Between 1978 and 1984, for six seasons several managers came and went, including Roger Hynd, Ally McLeod, David Hay, Jock Wallace and Bobby Watson before Tommy McLean was appointed in 1984. In his first season, Tommy took Motherwell back to the Premier League and the Scottish Cup semi-finals, where the ‘Well were defeated by Celtic 3-0 in a replay. In 1991 Motherwell, for the second time, the ‘Well defeated Aberdeen, Falkirk, Greenock Morton, Celtic and Dundee United to lift the Scottish Cup. Goals from Ian Angus, Phil O’Donnell, Iain Ferguson and super-sub Stevie Kirk, who managed to score in every round, scored the winner in extra time. After the cup win, McLean lost a number of key players and was forced to rebuild his squad. In season 1993/94, Tommy resigned and Alex McLeish took charge.

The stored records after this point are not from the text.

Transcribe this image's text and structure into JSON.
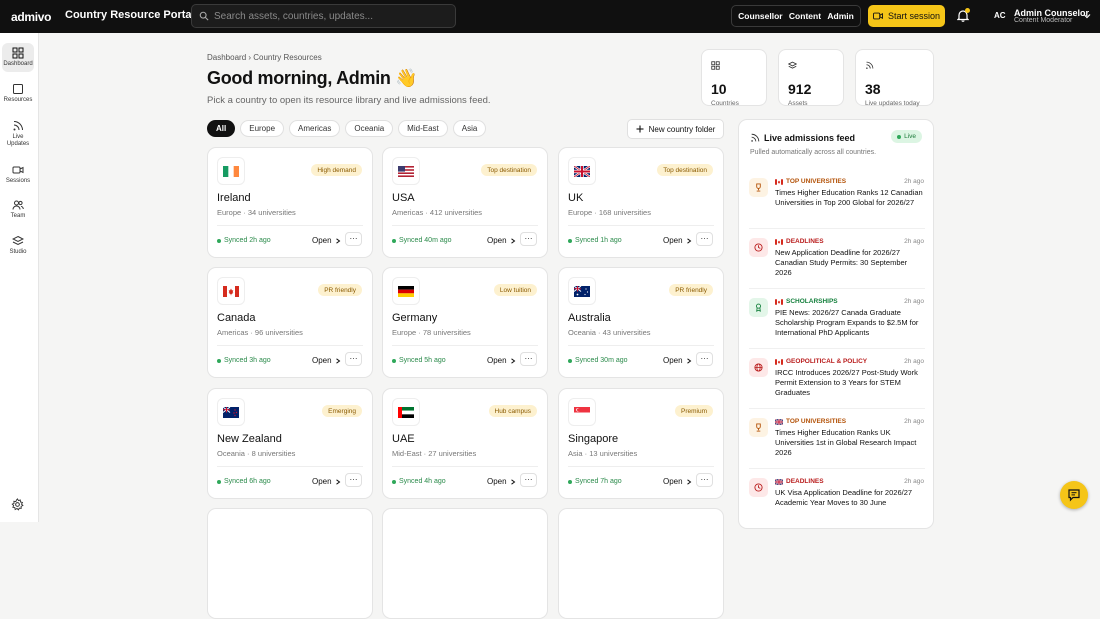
{
  "topbar": {
    "logo": "admivo",
    "portal_title": "Country Resource Portal",
    "search_placeholder": "Search assets, countries, updates...",
    "segments": [
      "Counsellor",
      "Content",
      "Admin"
    ],
    "start_session": "Start session",
    "user_initials": "AC",
    "user_name": "Admin Counselor",
    "user_role": "Content Moderator"
  },
  "sidebar": {
    "items": [
      {
        "label": "Dashboard",
        "icon": "grid-icon",
        "active": true
      },
      {
        "label": "Resources",
        "icon": "square-icon"
      },
      {
        "label": "Live Updates",
        "icon": "rss-icon"
      },
      {
        "label": "Sessions",
        "icon": "video-icon"
      },
      {
        "label": "Team",
        "icon": "users-icon"
      },
      {
        "label": "Studio",
        "icon": "layers-icon"
      }
    ]
  },
  "header": {
    "breadcrumb": "Dashboard › Country Resources",
    "greeting": "Good morning, Admin 👋",
    "subtitle": "Pick a country to open its resource library and live admissions feed."
  },
  "stats": [
    {
      "value": "10",
      "label": "Countries",
      "icon": "grid-icon"
    },
    {
      "value": "912",
      "label": "Assets",
      "icon": "layers-icon"
    },
    {
      "value": "38",
      "label": "Live updates today",
      "icon": "rss-icon"
    }
  ],
  "filters": [
    "All",
    "Europe",
    "Americas",
    "Oceania",
    "Mid-East",
    "Asia"
  ],
  "new_folder": "New country folder",
  "open_label": "Open",
  "more_label": "···",
  "countries": [
    {
      "name": "Ireland",
      "meta": "Europe · 34 universities",
      "badge": "High demand",
      "synced": "Synced 2h ago",
      "flag": "ie"
    },
    {
      "name": "USA",
      "meta": "Americas · 412 universities",
      "badge": "Top destination",
      "synced": "Synced 40m ago",
      "flag": "us"
    },
    {
      "name": "UK",
      "meta": "Europe · 168 universities",
      "badge": "Top destination",
      "synced": "Synced 1h ago",
      "flag": "uk"
    },
    {
      "name": "Canada",
      "meta": "Americas · 96 universities",
      "badge": "PR friendly",
      "synced": "Synced 3h ago",
      "flag": "ca"
    },
    {
      "name": "Germany",
      "meta": "Europe · 78 universities",
      "badge": "Low tuition",
      "synced": "Synced 5h ago",
      "flag": "de"
    },
    {
      "name": "Australia",
      "meta": "Oceania · 43 universities",
      "badge": "PR friendly",
      "synced": "Synced 30m ago",
      "flag": "au"
    },
    {
      "name": "New Zealand",
      "meta": "Oceania · 8 universities",
      "badge": "Emerging",
      "synced": "Synced 6h ago",
      "flag": "nz"
    },
    {
      "name": "UAE",
      "meta": "Mid-East · 27 universities",
      "badge": "Hub campus",
      "synced": "Synced 4h ago",
      "flag": "ae"
    },
    {
      "name": "Singapore",
      "meta": "Asia · 13 universities",
      "badge": "Premium",
      "synced": "Synced 7h ago",
      "flag": "sg"
    }
  ],
  "feed": {
    "title": "Live admissions feed",
    "live": "Live",
    "subtitle": "Pulled automatically across all countries.",
    "items": [
      {
        "category": "TOP UNIVERSITIES",
        "time": "2h ago",
        "headline": "Times Higher Education Ranks 12 Canadian Universities in Top 200 Global for 2026/27",
        "flag": "ca",
        "kind": "trophy",
        "color": "#b45309",
        "bg": "#fdf3e3"
      },
      {
        "category": "DEADLINES",
        "time": "2h ago",
        "headline": "New Application Deadline for 2026/27 Canadian Study Permits: 30 September 2026",
        "flag": "ca",
        "kind": "clock",
        "color": "#b91c1c",
        "bg": "#fde8e8"
      },
      {
        "category": "SCHOLARSHIPS",
        "time": "2h ago",
        "headline": "PIE News: 2026/27 Canada Graduate Scholarship Program Expands to $2.5M for International PhD Applicants",
        "flag": "ca",
        "kind": "award",
        "color": "#15803d",
        "bg": "#e3f6e9"
      },
      {
        "category": "GEOPOLITICAL & POLICY",
        "time": "2h ago",
        "headline": "IRCC Introduces 2026/27 Post-Study Work Permit Extension to 3 Years for STEM Graduates",
        "flag": "ca",
        "kind": "globe",
        "color": "#b91c1c",
        "bg": "#fde8e8"
      },
      {
        "category": "TOP UNIVERSITIES",
        "time": "2h ago",
        "headline": "Times Higher Education Ranks UK Universities 1st in Global Research Impact 2026",
        "flag": "uk",
        "kind": "trophy",
        "color": "#b45309",
        "bg": "#fdf3e3"
      },
      {
        "category": "DEADLINES",
        "time": "2h ago",
        "headline": "UK Visa Application Deadline for 2026/27 Academic Year Moves to 30 June",
        "flag": "uk",
        "kind": "clock",
        "color": "#b91c1c",
        "bg": "#fde8e8"
      }
    ]
  },
  "colors": {
    "accent": "#f5c518",
    "topbar": "#101010",
    "success": "#2fa85a"
  }
}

He took Tommy’s squad to second in the league and a place in the UEFA Cup for the second year running. As Tommy McLean’s squad started to disappear, the results soon followed. The team struggled for the next two seasons and in season 1997/98, ‘Big Eck’ moved to Hibernian. Finnish manager Harri Kampman took over as manager. John Boyle bought the team and a disagreement with the manager saw him go back home. He appointed Billy Davies who spent a fortune on players such as John Spencer, Andy Goram and Don Goodman.

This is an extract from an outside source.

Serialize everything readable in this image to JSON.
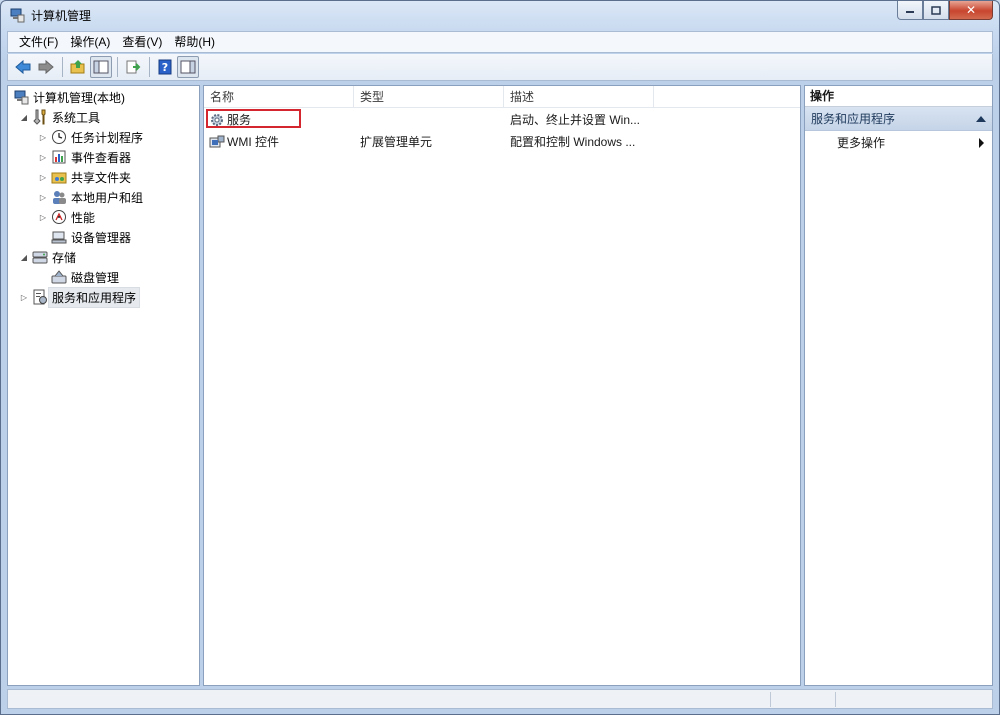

In April 2002, due to financial difficulties, Chairman John Boyle reluctantly placed the club into interim administration. Nineteen players were let go and manager Eric Black resigned. His assistant Terry Butcher took over and due to the mass exodus, the youth were given a chance and they did not disappoint. Real gems were unearthed such as James McFadden, Stephen Pearson, Stevie Hammell and David Clarkson. The team was performing but inconsistently. Motherwell managed to record memorable wins over Celtic 2-1, Rangers 1-0, Livingston 6-2, and Hearts 6-1 and get to the Scottish Cup semi-final but were narrowly defeated 4-3 by Rangers. However they still managed to finish bottom of the league but were saved from relegation thanks to Falkirk, who won the first division not having a compliant stadium. The following season, ‘Well star James McFadden signed for English Premier Team Everton. Terry Butcher signed Gordon Marshall and Jason Dair along with former ‘Well stars Alex Burns and Stephen Craigan. Four experienced pros to add to his young stars. Under the helm of Terry Butcher with his mixture of raw young talent and experienced pros the future looks bright for Motherwell Football Club.